“My client is a fireman who participates in the department’s 457(b) plan. He also runs his own electrical business. Can he set up a 401(k) plan and contribute to both plans?”
ERISA consultants at the Retirement Learning Center (RLC) Resource Desk regularly receive calls from financial advisors on a broad array of technical topics related to IRAs, qualified retirement plans and other types of retirement savings and income plans, including nonqualified plans, stock options, and Social Security and Medicare. We bring Case of the Week to you to highlight the most relevant topics affecting your business.
A recent call with an advisor in Massachusetts is representative of a common inquiry related to multiple retirement plans.
Highlights of Discussion
This is an important tax question that your client should discuss with his tax professional to make sure all the facts and circumstances of his financial situation are considered.
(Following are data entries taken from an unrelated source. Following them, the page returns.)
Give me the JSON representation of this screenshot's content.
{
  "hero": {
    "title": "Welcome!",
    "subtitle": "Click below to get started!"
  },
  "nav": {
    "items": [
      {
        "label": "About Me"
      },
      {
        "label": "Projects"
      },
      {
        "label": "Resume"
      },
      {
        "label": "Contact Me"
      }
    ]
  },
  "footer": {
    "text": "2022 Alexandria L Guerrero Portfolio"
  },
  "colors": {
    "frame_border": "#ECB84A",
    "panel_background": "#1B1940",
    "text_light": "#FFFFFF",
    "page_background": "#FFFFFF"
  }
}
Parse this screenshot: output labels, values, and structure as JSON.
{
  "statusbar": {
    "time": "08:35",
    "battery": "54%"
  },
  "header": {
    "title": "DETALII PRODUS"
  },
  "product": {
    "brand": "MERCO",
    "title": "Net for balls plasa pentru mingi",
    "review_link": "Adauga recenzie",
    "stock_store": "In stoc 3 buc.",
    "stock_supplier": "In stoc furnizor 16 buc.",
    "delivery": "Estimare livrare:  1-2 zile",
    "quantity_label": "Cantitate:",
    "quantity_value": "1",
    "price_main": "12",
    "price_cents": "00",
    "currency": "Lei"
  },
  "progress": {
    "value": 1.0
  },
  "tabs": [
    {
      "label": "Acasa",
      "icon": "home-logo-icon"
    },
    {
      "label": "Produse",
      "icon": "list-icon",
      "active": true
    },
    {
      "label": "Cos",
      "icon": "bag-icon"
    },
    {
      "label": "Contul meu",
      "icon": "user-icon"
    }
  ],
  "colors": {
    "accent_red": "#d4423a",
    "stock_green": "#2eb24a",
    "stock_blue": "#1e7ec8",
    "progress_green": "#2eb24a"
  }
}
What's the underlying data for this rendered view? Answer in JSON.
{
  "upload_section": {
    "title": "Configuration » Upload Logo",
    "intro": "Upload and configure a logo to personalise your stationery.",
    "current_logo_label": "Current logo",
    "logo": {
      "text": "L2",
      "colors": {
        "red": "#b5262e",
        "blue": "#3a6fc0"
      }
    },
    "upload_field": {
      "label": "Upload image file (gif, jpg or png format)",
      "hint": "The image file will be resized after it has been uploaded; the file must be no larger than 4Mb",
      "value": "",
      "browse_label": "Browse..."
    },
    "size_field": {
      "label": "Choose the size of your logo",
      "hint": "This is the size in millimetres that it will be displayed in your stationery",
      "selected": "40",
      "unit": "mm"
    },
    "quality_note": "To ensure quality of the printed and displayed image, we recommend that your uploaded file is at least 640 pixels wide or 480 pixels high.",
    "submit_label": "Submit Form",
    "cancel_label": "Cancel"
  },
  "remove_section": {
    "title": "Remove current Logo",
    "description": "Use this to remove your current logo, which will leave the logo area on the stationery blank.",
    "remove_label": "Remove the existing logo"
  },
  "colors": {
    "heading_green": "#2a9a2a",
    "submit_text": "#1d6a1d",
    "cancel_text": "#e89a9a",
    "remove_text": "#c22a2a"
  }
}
Generally speaking, however, the IRS rules would allow your client to contribute to both his 457(b) plan and 401(k) plan up to the limits in both.
For 2020, 457(b) contributions (consisting of employee salary deferrals and/or employer contributions combined) cannot exceed $19,500, plus catch-up contribution amounts if eligible [Treasury Regulation Section (Treas. Reg. §1.457-5)] and 457(b) contribution limit]. The same maximum deferral limit applies for 401(k) plans in 2020 (i.e., $19,500, plus catch-up contributions). The catch-up contribution rules differ slightly between the two plan types.
401(k) and 457(b) Catch-Up Contribution Rules
|Age 50 or Over Option
Employees age 50 or over can make catch-up contributions of $6,500 beyond the basic 402(g) limit of $19,500 for 2020.
|Age 50 or Over Option
Employees age 50 or over can make catch-up contributions of $6,500 beyond the basic 457 deferral limit of $19,500 for 2020.
Special “Last 3-Year” Option
In the three years before reaching the plan’s normal retirement age employees can contribute either:
•Twice the annual 457(b) limit (in 2020, $19,500 x 2 = $39,000),
•The annual 457(b) limit, plus amounts allowed in prior years not contributed.
Note: If a governmental 457(b) allows both the age-50 catch-up and the 3-year catch-up, one or the other—but not both—can be used.
Since 2002, contributions to 457(b) plans no longer reduce the amount of deferrals to other salary deferral plans, such as 401(k) plans. A participant’s 457(b) contributions need only be combined with contributions to other 457(b) plans when applying the annual contribution limit. Therefore, contributions to a 457(b) plan are not aggregated with deferrals an individual makes to other types of deferral plans. Consequently, an individual who participates in both a 457(b) plan and one or more other deferral-type plans, such as a 403(b), 401(k), salary reduction simplified employee pension plan (SAR-SEP), or savings incentive match plan for employees (SIMPLE) has two separate annual deferral limits.
Another consideration when an individual participates in more than one plan is the annual additions limit under IRC Sec. 415(c), which typically limits plan contributions (employer plus employee contributions for the person) for a limitation year  made on behalf of an individual to all plans maintained by the same employer. It this situation, the annual additions limit is of no concern for two reasons: 1) there are two separate, unrelated employers; and 2) contributions to 457(b) plans are not included in a person’s annual additions [see 1.415(c)-1(a)(2)].
IRS rules would allow a person who participates in a 457(b) plan and a 401(k) plan to contribute the maximum amount in both plans. However, it is important to work with a financial and/or tax professional to help determine the optimal amount based on the participant’s unique situation.
 For 2020, the limit is 100% of compensation up to $57,000 (or $63,500 for those > age 50).
 Generally, the calendar year, unless the plan specifies otherwise.